→ **YOUR TASK**: Match on the string "object" in the entries below and return every matching line.

→ **GIVEN DATA**:
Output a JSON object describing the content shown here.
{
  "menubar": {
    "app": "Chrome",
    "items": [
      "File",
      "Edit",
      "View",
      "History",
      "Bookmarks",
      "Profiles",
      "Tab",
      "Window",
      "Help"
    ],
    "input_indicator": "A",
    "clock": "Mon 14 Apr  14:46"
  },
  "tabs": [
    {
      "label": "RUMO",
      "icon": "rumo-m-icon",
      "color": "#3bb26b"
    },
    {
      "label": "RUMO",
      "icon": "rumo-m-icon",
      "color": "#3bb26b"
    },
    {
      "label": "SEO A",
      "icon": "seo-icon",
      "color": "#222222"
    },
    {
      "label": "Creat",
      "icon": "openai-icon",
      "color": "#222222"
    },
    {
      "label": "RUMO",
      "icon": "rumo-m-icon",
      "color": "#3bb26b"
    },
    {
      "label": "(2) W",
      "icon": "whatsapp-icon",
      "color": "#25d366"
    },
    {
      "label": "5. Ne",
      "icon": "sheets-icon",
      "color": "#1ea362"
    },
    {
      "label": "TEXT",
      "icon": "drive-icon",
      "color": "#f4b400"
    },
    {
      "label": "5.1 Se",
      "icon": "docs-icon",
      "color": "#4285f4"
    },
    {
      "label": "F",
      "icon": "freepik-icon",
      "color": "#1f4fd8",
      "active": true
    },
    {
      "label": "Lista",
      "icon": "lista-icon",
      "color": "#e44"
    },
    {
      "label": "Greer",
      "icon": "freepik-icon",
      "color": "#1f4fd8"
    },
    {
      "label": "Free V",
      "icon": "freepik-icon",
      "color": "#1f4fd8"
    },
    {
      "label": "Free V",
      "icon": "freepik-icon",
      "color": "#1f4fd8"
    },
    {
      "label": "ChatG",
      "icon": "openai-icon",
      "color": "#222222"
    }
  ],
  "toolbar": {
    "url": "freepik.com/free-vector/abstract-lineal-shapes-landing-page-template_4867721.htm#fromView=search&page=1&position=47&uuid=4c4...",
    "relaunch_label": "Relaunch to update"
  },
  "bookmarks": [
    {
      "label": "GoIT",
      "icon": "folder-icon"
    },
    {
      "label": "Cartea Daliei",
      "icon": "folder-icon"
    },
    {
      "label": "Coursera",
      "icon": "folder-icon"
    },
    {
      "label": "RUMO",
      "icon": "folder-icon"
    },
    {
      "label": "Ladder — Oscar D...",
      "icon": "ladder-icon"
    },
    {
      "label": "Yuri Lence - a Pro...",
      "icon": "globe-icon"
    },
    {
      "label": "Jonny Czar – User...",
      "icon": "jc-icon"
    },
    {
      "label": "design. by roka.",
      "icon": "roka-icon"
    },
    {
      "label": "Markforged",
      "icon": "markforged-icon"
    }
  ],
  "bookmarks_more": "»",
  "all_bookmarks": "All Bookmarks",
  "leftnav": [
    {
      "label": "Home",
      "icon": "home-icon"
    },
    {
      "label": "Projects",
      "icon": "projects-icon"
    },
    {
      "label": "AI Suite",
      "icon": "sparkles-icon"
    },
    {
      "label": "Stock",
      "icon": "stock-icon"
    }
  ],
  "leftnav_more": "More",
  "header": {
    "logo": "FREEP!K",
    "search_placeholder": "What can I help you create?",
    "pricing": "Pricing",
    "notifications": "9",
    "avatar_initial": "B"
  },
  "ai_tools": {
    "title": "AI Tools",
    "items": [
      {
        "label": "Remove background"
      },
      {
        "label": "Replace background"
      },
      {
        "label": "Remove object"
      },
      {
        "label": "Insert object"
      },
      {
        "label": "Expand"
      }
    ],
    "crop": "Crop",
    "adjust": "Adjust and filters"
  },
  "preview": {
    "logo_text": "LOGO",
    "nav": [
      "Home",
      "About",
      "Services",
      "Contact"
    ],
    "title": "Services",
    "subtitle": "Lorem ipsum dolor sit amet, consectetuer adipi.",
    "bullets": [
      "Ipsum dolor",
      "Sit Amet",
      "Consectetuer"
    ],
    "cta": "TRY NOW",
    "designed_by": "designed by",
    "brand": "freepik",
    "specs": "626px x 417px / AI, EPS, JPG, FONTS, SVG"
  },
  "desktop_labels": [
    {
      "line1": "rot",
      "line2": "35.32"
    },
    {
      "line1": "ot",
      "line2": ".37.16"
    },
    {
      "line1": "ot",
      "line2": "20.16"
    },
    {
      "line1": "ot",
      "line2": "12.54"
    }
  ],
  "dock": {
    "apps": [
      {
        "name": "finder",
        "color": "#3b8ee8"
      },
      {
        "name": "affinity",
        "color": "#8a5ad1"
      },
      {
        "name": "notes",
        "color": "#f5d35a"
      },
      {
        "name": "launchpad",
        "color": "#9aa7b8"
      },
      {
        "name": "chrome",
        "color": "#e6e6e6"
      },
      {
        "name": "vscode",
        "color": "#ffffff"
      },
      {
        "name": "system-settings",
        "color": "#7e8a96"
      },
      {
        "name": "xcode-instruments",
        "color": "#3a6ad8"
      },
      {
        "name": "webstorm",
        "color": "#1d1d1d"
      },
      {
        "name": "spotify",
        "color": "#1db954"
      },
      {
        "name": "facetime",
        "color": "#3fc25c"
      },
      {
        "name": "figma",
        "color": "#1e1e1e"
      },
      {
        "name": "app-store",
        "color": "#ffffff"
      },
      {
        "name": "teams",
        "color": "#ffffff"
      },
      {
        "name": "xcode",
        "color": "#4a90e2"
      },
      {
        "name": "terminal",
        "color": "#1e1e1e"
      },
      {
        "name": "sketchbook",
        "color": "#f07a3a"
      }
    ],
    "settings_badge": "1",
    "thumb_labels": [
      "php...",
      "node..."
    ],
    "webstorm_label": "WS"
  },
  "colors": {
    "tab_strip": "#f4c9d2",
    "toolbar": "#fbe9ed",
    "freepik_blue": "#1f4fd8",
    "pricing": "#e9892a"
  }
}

→ **ANSWER SPACE**:
Output a JSON object describing the content shown here.
        "label": "Remove object"
        "label": "Insert object"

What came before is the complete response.